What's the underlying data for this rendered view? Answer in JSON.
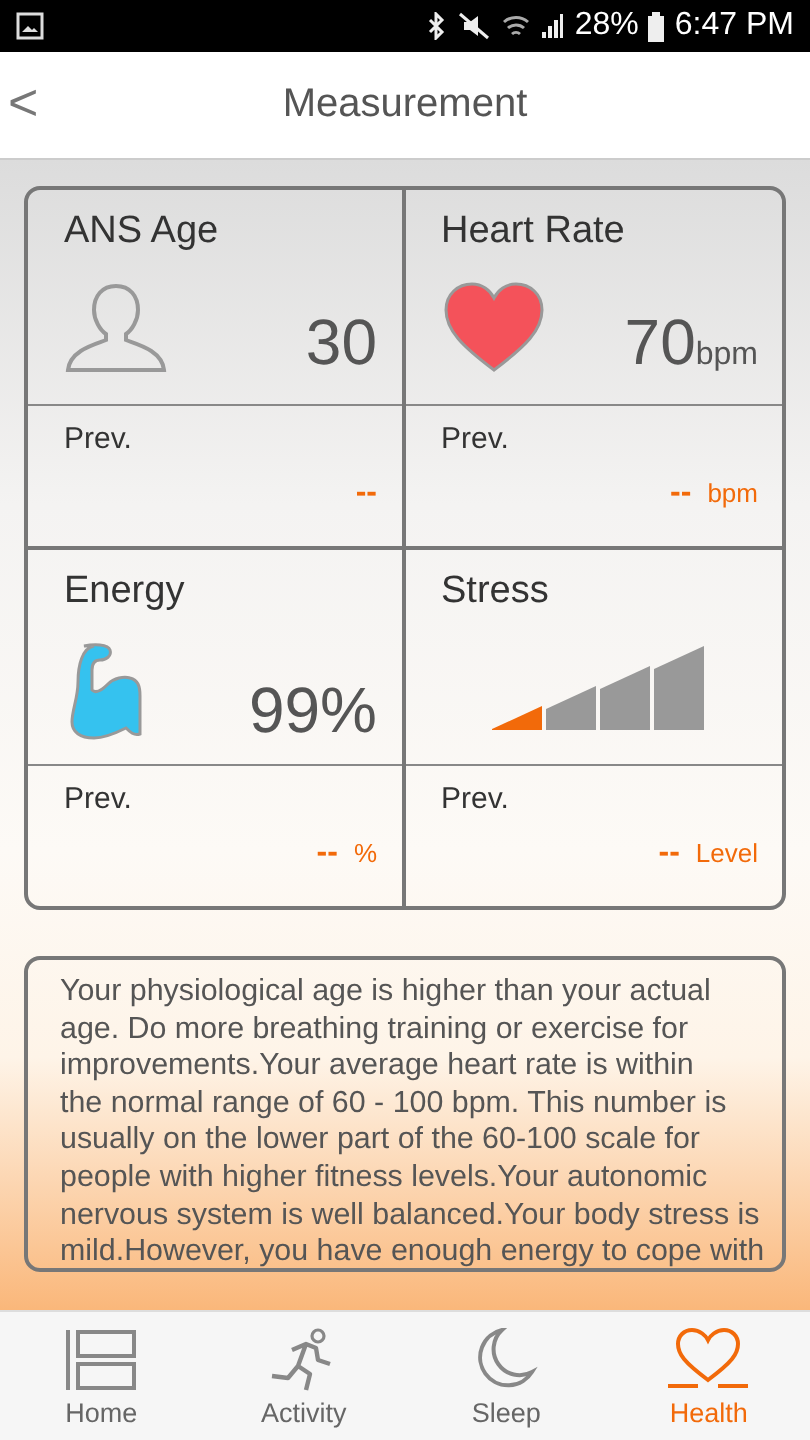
{
  "status_bar": {
    "battery": "28%",
    "time": "6:47 PM"
  },
  "header": {
    "back": "<",
    "title": "Measurement"
  },
  "metrics": [
    {
      "kind": "age",
      "title": "ANS Age",
      "value": "30",
      "prev_label": "Prev.",
      "prev_value": "--"
    },
    {
      "kind": "heart",
      "title": "Heart Rate",
      "value": "70",
      "unit": "bpm",
      "prev_label": "Prev.",
      "prev_value": "--",
      "prev_unit": "bpm"
    },
    {
      "kind": "energy",
      "title": "Energy",
      "value": "99%",
      "prev_label": "Prev.",
      "prev_value": "--",
      "prev_unit": "%"
    },
    {
      "kind": "stress",
      "title": "Stress",
      "level": 0.25,
      "prev_label": "Prev.",
      "prev_value": "--",
      "prev_unit": "Level"
    }
  ],
  "summary": "Your physiological age is higher than your actual\nage. Do more breathing training or exercise for\nimprovements.Your average heart rate is within\nthe normal range of 60 - 100 bpm. This number is\nusually on the lower part of the 60-100 scale for\npeople with higher fitness levels.Your autonomic\nnervous system is well balanced.Your body stress is\nmild.However, you have enough energy to cope with",
  "tabs": [
    {
      "kind": "home",
      "label": "Home",
      "selected": false
    },
    {
      "kind": "activity",
      "label": "Activity",
      "selected": false
    },
    {
      "kind": "sleep",
      "label": "Sleep",
      "selected": false
    },
    {
      "kind": "health",
      "label": "Health",
      "selected": true
    }
  ]
}
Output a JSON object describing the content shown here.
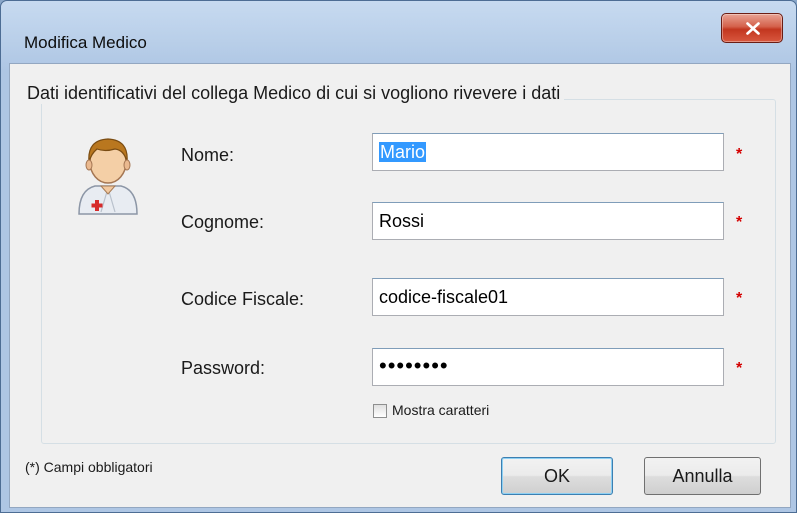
{
  "window": {
    "title": "Modifica Medico",
    "close_glyph": "X"
  },
  "group": {
    "title": "Dati identificativi del collega Medico di cui si vogliono rivevere i dati"
  },
  "avatar": {
    "icon": "doctor-avatar-icon"
  },
  "form": {
    "nome": {
      "label": "Nome:",
      "value": "Mario",
      "selected": true,
      "required_mark": "*"
    },
    "cognome": {
      "label": "Cognome:",
      "value": "Rossi",
      "required_mark": "*"
    },
    "codice_fiscale": {
      "label": "Codice Fiscale:",
      "value": "codice-fiscale01",
      "required_mark": "*"
    },
    "password": {
      "label": "Password:",
      "value": "••••••••",
      "required_mark": "*"
    },
    "show_chars": {
      "label": "Mostra caratteri",
      "checked": false
    }
  },
  "footer": {
    "note": "(*) Campi obbligatori",
    "ok_label": "OK",
    "cancel_label": "Annulla"
  },
  "colors": {
    "required": "#d40000",
    "selection": "#3399ff",
    "close_button": "#c2361f"
  }
}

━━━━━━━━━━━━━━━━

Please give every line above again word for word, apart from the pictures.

> _Written response_
What's the underlying data for this rendered view? Answer in JSON.
{
  "status_bar": {
    "battery": "28%",
    "time": "6:47 PM"
  },
  "header": {
    "back": "<",
    "title": "Measurement"
  },
  "metrics": [
    {
      "kind": "age",
      "title": "ANS Age",
      "value": "30",
      "prev_label": "Prev.",
      "prev_value": "--"
    },
    {
      "kind": "heart",
      "title": "Heart Rate",
      "value": "70",
      "unit": "bpm",
      "prev_label": "Prev.",
      "prev_value": "--",
      "prev_unit": "bpm"
    },
    {
      "kind": "energy",
      "title": "Energy",
      "value": "99%",
      "prev_label": "Prev.",
      "prev_value": "--",
      "prev_unit": "%"
    },
    {
      "kind": "stress",
      "title": "Stress",
      "level": 0.25,
      "prev_label": "Prev.",
      "prev_value": "--",
      "prev_unit": "Level"
    }
  ],
  "summary": "Your physiological age is higher than your actual\nage. Do more breathing training or exercise for\nimprovements.Your average heart rate is within\nthe normal range of 60 - 100 bpm. This number is\nusually on the lower part of the 60-100 scale for\npeople with higher fitness levels.Your autonomic\nnervous system is well balanced.Your body stress is\nmild.However, you have enough energy to cope with",
  "tabs": [
    {
      "kind": "home",
      "label": "Home",
      "selected": false
    },
    {
      "kind": "activity",
      "label": "Activity",
      "selected": false
    },
    {
      "kind": "sleep",
      "label": "Sleep",
      "selected": false
    },
    {
      "kind": "health",
      "label": "Health",
      "selected": true
    }
  ]
}
Output a JSON object describing the content shown here.
{
  "window": {
    "title": "Modifica Medico",
    "close_glyph": "X"
  },
  "group": {
    "title": "Dati identificativi del collega Medico di cui si vogliono rivevere i dati"
  },
  "avatar": {
    "icon": "doctor-avatar-icon"
  },
  "form": {
    "nome": {
      "label": "Nome:",
      "value": "Mario",
      "selected": true,
      "required_mark": "*"
    },
    "cognome": {
      "label": "Cognome:",
      "value": "Rossi",
      "required_mark": "*"
    },
    "codice_fiscale": {
      "label": "Codice Fiscale:",
      "value": "codice-fiscale01",
      "required_mark": "*"
    },
    "password": {
      "label": "Password:",
      "value": "••••••••",
      "required_mark": "*"
    },
    "show_chars": {
      "label": "Mostra caratteri",
      "checked": false
    }
  },
  "footer": {
    "note": "(*) Campi obbligatori",
    "ok_label": "OK",
    "cancel_label": "Annulla"
  },
  "colors": {
    "required": "#d40000",
    "selection": "#3399ff",
    "close_button": "#c2361f"
  }
}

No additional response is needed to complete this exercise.